**Prompt**
The pictures are to be dropped, and the records below are to be restated word for word.

**Data shown**
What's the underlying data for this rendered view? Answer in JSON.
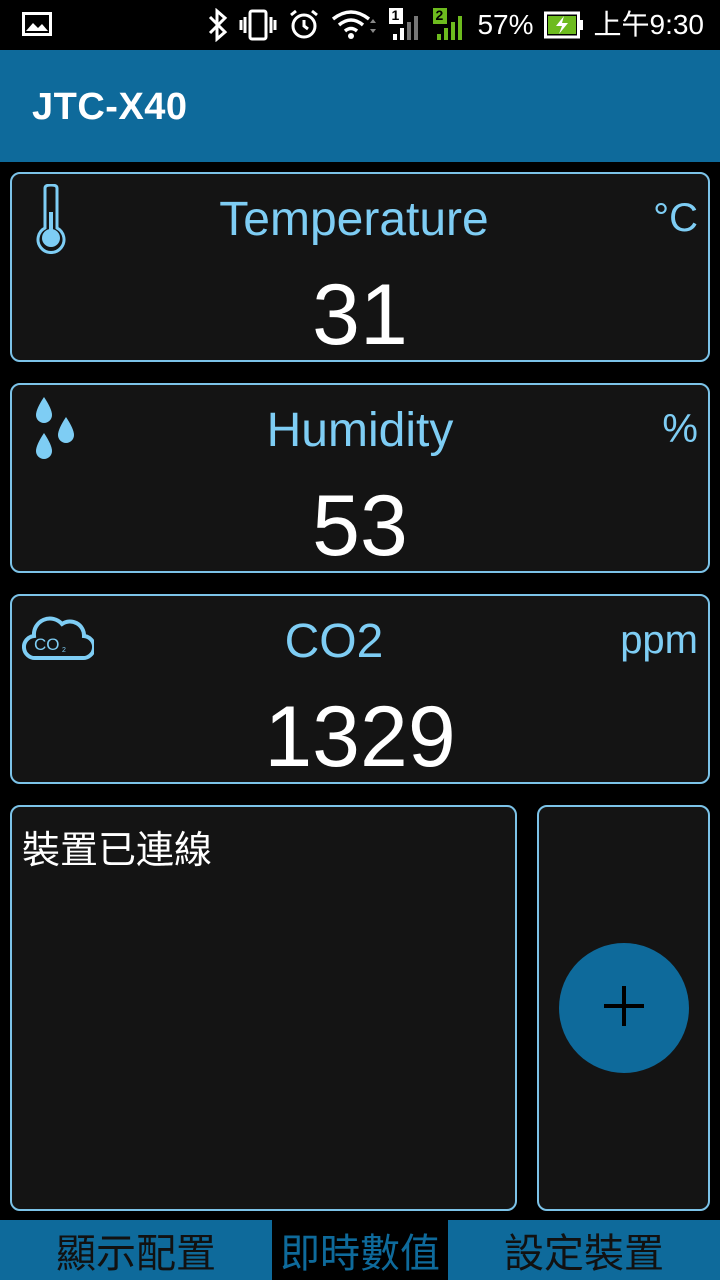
{
  "status_bar": {
    "battery_percent": "57%",
    "time": "上午9:30",
    "sim1_label": "1",
    "sim2_label": "2",
    "icons": [
      "image-icon",
      "bluetooth-icon",
      "vibrate-icon",
      "alarm-icon",
      "wifi-icon",
      "signal-sim1-icon",
      "signal-sim2-icon",
      "battery-charging-icon"
    ]
  },
  "app_bar": {
    "title": "JTC-X40"
  },
  "cards": {
    "temperature": {
      "label": "Temperature",
      "unit": "°C",
      "value": "31",
      "icon": "thermometer-icon"
    },
    "humidity": {
      "label": "Humidity",
      "unit": "%",
      "value": "53",
      "icon": "water-drops-icon"
    },
    "co2": {
      "label": "CO2",
      "unit": "ppm",
      "value": "1329",
      "icon": "co2-cloud-icon"
    }
  },
  "log": {
    "text": "裝置已連線"
  },
  "fab": {
    "label": "+",
    "icon": "plus-icon"
  },
  "tabs": [
    {
      "label": "顯示配置"
    },
    {
      "label": "即時數值"
    },
    {
      "label": "設定裝置"
    }
  ],
  "colors": {
    "accent": "#0e6a9b",
    "label_blue": "#7ecdf4",
    "card_border": "#7cc3e8",
    "card_bg": "#141414"
  }
}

**Solution to the problem**
What's the underlying data for this rendered view? Answer in JSON.
{
  "status_bar": {
    "battery_percent": "57%",
    "time": "上午9:30",
    "sim1_label": "1",
    "sim2_label": "2",
    "icons": [
      "image-icon",
      "bluetooth-icon",
      "vibrate-icon",
      "alarm-icon",
      "wifi-icon",
      "signal-sim1-icon",
      "signal-sim2-icon",
      "battery-charging-icon"
    ]
  },
  "app_bar": {
    "title": "JTC-X40"
  },
  "cards": {
    "temperature": {
      "label": "Temperature",
      "unit": "°C",
      "value": "31",
      "icon": "thermometer-icon"
    },
    "humidity": {
      "label": "Humidity",
      "unit": "%",
      "value": "53",
      "icon": "water-drops-icon"
    },
    "co2": {
      "label": "CO2",
      "unit": "ppm",
      "value": "1329",
      "icon": "co2-cloud-icon"
    }
  },
  "log": {
    "text": "裝置已連線"
  },
  "fab": {
    "label": "+",
    "icon": "plus-icon"
  },
  "tabs": [
    {
      "label": "顯示配置"
    },
    {
      "label": "即時數值"
    },
    {
      "label": "設定裝置"
    }
  ],
  "colors": {
    "accent": "#0e6a9b",
    "label_blue": "#7ecdf4",
    "card_border": "#7cc3e8",
    "card_bg": "#141414"
  }
}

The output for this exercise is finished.